[Dataset entries]
Start of Block
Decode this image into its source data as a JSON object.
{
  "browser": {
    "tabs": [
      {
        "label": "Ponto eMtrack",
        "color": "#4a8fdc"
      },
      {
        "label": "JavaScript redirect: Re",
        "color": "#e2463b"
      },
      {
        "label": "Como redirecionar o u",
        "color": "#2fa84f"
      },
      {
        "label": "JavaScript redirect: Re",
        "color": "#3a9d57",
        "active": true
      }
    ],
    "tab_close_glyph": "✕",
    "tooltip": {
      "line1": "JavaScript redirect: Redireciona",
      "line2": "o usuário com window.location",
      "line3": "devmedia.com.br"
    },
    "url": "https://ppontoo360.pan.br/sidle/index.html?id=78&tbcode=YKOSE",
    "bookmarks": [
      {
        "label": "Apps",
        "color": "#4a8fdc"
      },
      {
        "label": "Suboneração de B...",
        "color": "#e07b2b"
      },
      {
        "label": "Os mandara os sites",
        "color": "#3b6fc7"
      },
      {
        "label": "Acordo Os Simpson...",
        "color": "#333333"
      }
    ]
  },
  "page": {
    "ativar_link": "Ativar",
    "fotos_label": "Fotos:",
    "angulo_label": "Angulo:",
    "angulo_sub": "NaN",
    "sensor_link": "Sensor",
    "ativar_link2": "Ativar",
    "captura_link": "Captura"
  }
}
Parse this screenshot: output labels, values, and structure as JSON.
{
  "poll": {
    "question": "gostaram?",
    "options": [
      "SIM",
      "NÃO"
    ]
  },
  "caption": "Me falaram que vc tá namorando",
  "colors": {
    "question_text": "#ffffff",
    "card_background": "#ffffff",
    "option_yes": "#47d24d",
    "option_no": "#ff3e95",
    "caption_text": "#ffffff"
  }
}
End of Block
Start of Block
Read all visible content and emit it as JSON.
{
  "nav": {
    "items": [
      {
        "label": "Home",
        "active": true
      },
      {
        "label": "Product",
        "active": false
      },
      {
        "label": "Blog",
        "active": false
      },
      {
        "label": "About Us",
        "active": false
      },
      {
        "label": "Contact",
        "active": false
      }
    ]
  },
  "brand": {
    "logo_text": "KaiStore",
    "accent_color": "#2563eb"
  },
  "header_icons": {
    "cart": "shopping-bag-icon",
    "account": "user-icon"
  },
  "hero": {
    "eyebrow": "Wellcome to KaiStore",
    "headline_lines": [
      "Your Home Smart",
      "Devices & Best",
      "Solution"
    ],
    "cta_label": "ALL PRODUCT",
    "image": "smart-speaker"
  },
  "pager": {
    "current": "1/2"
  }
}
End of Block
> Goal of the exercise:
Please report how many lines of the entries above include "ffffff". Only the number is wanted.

> Response:
3